**Your goal:** Copy all records precisely, apart from the pictures.
[[ Data for this task open ]]
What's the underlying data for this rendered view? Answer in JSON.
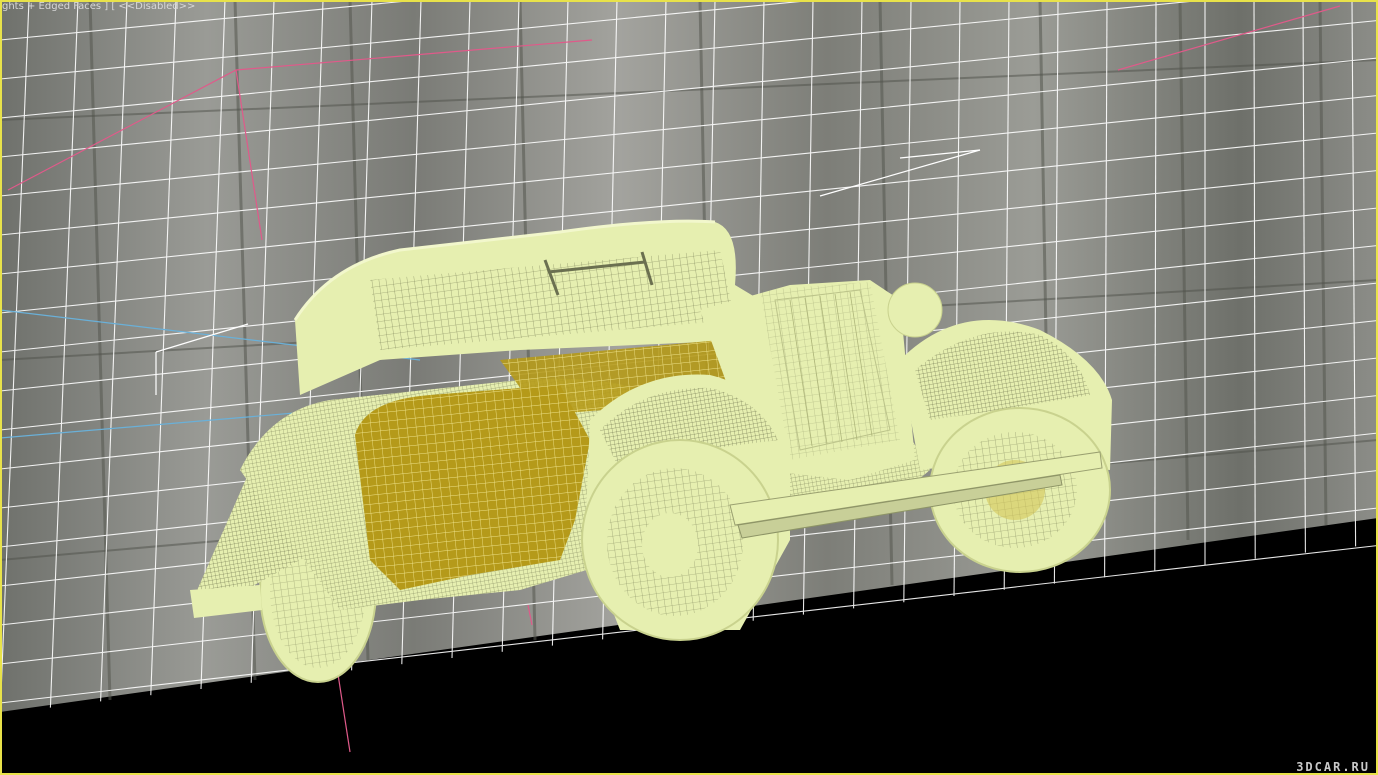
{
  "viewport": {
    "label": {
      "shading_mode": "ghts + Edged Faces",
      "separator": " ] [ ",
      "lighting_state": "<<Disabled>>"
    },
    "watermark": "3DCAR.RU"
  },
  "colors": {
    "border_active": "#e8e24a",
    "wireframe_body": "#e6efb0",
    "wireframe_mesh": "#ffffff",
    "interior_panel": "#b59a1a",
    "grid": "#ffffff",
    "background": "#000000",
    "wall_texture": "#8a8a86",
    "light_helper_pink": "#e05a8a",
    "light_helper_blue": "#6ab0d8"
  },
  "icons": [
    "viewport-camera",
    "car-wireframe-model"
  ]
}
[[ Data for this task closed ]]
**Written reply:**
What's the underlying data for this rendered view? Answer in JSON.
{
  "viewport": {
    "label": {
      "shading_mode": "ghts + Edged Faces",
      "separator": " ] [ ",
      "lighting_state": "<<Disabled>>"
    },
    "watermark": "3DCAR.RU"
  },
  "colors": {
    "border_active": "#e8e24a",
    "wireframe_body": "#e6efb0",
    "wireframe_mesh": "#ffffff",
    "interior_panel": "#b59a1a",
    "grid": "#ffffff",
    "background": "#000000",
    "wall_texture": "#8a8a86",
    "light_helper_pink": "#e05a8a",
    "light_helper_blue": "#6ab0d8"
  },
  "icons": [
    "viewport-camera",
    "car-wireframe-model"
  ]
}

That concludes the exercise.